I’ve read countless novels, autobiographies and seen films that tackle the idea of alcoholism- or on a more general scale- addiction. Whilst it seem likes a hard-hitting and depressing theme for a film or book it is in fact the perfect accompaniment to anything artistic. Addiction is often somehow romanticised and becomes less about drugs or alcohol and more about looking for something more- often creating a relatable narrative for everyone- even if you haven’t ever drank yourself into oblivion you can undoubtedly share the feeling in one way or another of searching for more from life or trying to escape reality.

 

There is something deeply human and touching about seeing someone’s journey through addiction, which is why I thoroughly enjoyed Smashed, directed by James Ponsoldt.

 

Kate (Mary Elizabeth Winstead) and Charlie (Aaron Paul) are a young married couple whose bond is built on a mutual love of music, laughter and drinking…especially the drinking. They are madly in love, spending idyllic evenings getting drunk, cycling home [not the best idea after a few whiskeys] and collapsing into bed together. For a moment I yearned for a relationship like theirs- laughter, affection and gallons of frozen margaritas- why isn’t every relationship filled with these things?

 

But, Kate’s drinking leads her to dangerous places and her job as a teacher is put into jeopardy so she joins an AA group. With the help of her friend and sponsor Jenny, and the vice principal at her school, the awkward, but well intentioned and recovering addict himself [who recruited all these wino teachers!?] Mr. Davies, Kate takes steps toward improving her health and life. Sobriety doesn’t fix things as she had anticipated. Her new lifestyle brings to the surface a troubling relationship with her mother, facing the lies she’s told her employer and calls into question whether or not her relationship with Charlie is built on love or is just a boozy diversion from adulthood.

 

Whilst at times the plot felt rushed- the realisation of an addiction, then the consequential rehab and attempt at changing old habits is pretty swift, which perhaps takes away from the real-life edge that the film has- it still captured my attention until the end. I wanted to see a little more demise or struggle from the female protagonist for the journey to be truly believable. Plus, her husband is oblivious to her alcoholism. He drinks a lot too but appears in control of it to a certain extent. Yet Kate drinks to the point of unconsciousness, making bad decisions along the way, but its only when she relapses that her husband shows any kind of concern. 

 

Mary Elizabeth Winstead gives a convincing and unmissable performance. She has hangover-chic mastered, making her compelling to watch on screen. The willowy, girl-next-door cute faced Kate who is a sweeter than thou primary school teacher is a refreshing character profile for an alcoholic. More often than not the troubled character would probably be a struggling male writer who smokes and drinks a little too much bourbon but is never really sick just a little miserable. Smashed is great because it throws addiction into the centre of suburban, middle class life.

 

As mentioned at the beginning, addiction is obviously a theme here due to Kate’s alcoholism, however, what this film is really about is commitment. Addiction narratives are always intertwined with love and philosophy- often with the protagonist using substances as a means to distract from reality- and this is beautifully portrayed in Smashed.

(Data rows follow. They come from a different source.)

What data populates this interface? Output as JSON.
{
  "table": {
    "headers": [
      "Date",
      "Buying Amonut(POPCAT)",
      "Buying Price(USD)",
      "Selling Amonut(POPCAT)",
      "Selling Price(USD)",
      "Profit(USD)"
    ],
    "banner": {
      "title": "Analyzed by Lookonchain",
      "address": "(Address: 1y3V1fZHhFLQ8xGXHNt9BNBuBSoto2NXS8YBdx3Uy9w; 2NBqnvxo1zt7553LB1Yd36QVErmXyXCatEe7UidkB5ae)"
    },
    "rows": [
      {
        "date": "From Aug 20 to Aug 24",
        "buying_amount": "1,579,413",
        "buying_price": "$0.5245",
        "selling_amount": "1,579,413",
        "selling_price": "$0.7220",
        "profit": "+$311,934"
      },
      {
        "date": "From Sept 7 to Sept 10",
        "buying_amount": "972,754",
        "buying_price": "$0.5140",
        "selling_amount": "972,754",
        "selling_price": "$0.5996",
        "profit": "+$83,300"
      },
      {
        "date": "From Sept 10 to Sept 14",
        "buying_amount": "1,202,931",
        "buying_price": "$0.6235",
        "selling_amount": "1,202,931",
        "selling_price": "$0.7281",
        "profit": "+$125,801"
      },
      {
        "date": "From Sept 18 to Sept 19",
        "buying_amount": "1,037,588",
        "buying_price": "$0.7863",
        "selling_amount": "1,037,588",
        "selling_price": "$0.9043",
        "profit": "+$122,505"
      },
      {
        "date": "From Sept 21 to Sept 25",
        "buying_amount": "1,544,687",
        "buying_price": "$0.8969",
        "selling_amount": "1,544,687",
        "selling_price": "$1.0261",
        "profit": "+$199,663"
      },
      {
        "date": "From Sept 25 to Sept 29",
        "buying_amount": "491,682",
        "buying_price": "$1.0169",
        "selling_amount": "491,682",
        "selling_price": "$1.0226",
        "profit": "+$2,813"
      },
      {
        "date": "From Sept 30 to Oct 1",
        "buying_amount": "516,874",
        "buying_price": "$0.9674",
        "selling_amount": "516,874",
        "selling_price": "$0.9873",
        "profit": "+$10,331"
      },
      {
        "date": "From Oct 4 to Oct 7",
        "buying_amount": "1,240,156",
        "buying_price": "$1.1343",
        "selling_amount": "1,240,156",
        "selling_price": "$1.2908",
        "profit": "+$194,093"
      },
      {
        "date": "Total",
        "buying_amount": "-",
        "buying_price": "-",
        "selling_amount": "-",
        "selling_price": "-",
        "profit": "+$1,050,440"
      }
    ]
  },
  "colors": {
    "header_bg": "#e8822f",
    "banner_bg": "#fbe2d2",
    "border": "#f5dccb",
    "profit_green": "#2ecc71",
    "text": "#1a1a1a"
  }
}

About The Author

Emily Stockham

Emily is from South London and has a degree in English Literature. Emily is a marketing assistant who writes about films and music in her spare time. Horror and grindhouse are her thing - although she will happily watch anything if it means a trip to the cinema.